Diane Porter and her husband reported a joint income of $60,000 and ownership of three properties. “A spouse has a duty to contribute to the cost of necessaries for the support and maintenance of the other spouse,’’ Spina wrote. “In many cases — including the case at bar, where the alleged crimes involved a business that presumably benefited the defendant’s husband — legal fees will qualify as such ‘necessaries.’ ”
In the third case, which involved Thomas Mortimer IV, who is accused of killing his two children, his wife, and his mother-in-law two years ago in Winchester, the SJC supported a state law, known as “slayer statute,” that bars accused or convicted killers from drawing on financial assets that belonged to their victims.
A college fund created for the children Mortimer is accused of killing cannot be tapped to pay for his defense, nor could bank accounts that were controlled by the women he allegedly killed, the SJC said.
However, Justice Robert Cordy wrote that some portion of a retirement account that Mortimer controlled is legally available to defray some of the legal expenses taxpayers will bear because the defendant has been assigned court-appointed attorney from the Committee on Public Counsel Services.
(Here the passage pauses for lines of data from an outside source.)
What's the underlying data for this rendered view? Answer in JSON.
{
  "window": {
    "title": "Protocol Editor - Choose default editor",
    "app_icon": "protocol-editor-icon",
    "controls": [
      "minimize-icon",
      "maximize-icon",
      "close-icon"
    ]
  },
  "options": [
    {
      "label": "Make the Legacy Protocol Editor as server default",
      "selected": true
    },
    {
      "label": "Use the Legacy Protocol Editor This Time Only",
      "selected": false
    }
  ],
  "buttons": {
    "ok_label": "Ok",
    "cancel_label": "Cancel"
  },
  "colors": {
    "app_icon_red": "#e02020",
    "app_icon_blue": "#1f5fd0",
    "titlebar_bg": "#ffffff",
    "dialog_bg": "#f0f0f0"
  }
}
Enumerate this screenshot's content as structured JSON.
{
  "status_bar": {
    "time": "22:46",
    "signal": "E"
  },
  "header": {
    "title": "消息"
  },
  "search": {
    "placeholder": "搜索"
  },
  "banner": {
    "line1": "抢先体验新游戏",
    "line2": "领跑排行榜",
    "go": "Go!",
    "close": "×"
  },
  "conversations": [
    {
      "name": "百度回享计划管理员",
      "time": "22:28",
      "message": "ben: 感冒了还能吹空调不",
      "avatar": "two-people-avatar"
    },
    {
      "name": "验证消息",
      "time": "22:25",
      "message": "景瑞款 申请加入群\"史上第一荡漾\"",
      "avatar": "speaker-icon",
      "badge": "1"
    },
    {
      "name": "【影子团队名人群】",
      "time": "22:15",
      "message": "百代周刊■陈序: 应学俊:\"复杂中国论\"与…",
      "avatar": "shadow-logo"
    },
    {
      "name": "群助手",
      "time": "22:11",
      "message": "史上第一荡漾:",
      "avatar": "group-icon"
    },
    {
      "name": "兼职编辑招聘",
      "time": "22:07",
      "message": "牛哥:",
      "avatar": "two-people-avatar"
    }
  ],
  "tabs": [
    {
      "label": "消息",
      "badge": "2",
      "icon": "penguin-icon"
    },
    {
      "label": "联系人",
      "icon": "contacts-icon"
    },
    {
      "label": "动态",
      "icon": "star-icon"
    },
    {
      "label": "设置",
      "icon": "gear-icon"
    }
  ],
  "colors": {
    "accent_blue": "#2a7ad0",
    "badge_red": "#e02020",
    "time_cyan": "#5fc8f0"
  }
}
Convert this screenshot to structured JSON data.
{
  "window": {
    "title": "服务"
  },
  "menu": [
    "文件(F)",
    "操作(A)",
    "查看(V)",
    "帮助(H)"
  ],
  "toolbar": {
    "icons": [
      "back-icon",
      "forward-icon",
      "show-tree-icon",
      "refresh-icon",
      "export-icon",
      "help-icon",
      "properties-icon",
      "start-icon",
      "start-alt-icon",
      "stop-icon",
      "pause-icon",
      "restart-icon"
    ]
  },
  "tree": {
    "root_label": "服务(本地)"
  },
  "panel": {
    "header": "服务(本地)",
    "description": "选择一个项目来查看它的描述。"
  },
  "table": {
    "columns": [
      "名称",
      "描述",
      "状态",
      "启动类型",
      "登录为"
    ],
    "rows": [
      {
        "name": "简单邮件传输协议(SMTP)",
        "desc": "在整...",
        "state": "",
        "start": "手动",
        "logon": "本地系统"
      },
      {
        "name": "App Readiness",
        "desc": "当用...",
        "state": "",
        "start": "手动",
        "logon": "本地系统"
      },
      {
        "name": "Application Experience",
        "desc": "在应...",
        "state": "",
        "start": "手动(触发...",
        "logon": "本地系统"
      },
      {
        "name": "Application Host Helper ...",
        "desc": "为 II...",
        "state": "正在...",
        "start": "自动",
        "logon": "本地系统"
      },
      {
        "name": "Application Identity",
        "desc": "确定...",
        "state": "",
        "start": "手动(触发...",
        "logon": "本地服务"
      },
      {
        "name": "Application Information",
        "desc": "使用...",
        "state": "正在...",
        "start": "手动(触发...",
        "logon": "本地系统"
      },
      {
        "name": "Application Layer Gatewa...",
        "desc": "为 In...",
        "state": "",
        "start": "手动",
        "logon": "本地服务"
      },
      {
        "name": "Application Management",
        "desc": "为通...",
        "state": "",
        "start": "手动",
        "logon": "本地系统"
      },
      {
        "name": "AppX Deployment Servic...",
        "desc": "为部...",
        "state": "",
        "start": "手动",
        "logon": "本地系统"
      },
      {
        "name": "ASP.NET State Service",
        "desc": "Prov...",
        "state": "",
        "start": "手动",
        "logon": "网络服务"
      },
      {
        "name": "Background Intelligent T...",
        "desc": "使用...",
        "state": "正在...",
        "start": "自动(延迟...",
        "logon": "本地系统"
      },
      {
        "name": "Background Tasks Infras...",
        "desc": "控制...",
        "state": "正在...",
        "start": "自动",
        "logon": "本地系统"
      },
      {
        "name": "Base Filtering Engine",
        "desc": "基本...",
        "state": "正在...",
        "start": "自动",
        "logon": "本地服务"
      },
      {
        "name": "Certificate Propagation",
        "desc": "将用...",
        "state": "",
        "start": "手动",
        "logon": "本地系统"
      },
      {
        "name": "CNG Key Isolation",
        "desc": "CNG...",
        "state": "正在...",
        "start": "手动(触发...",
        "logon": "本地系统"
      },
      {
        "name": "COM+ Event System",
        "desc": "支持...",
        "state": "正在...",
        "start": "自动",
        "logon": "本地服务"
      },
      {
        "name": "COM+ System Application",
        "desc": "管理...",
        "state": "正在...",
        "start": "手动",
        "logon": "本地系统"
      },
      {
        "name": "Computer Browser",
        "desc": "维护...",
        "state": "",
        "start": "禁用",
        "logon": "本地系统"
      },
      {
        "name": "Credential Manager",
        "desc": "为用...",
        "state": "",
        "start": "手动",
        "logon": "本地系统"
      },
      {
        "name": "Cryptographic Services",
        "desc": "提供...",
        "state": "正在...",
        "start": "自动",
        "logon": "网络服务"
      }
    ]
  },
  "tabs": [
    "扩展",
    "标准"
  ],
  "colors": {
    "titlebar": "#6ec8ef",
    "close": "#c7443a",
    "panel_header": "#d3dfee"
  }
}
“Recognizing the importance of appointed representation, it is critical to conserve the limited resources for those defendants who are truly indigent and unable to fund their legal representation,’’ said Cordy.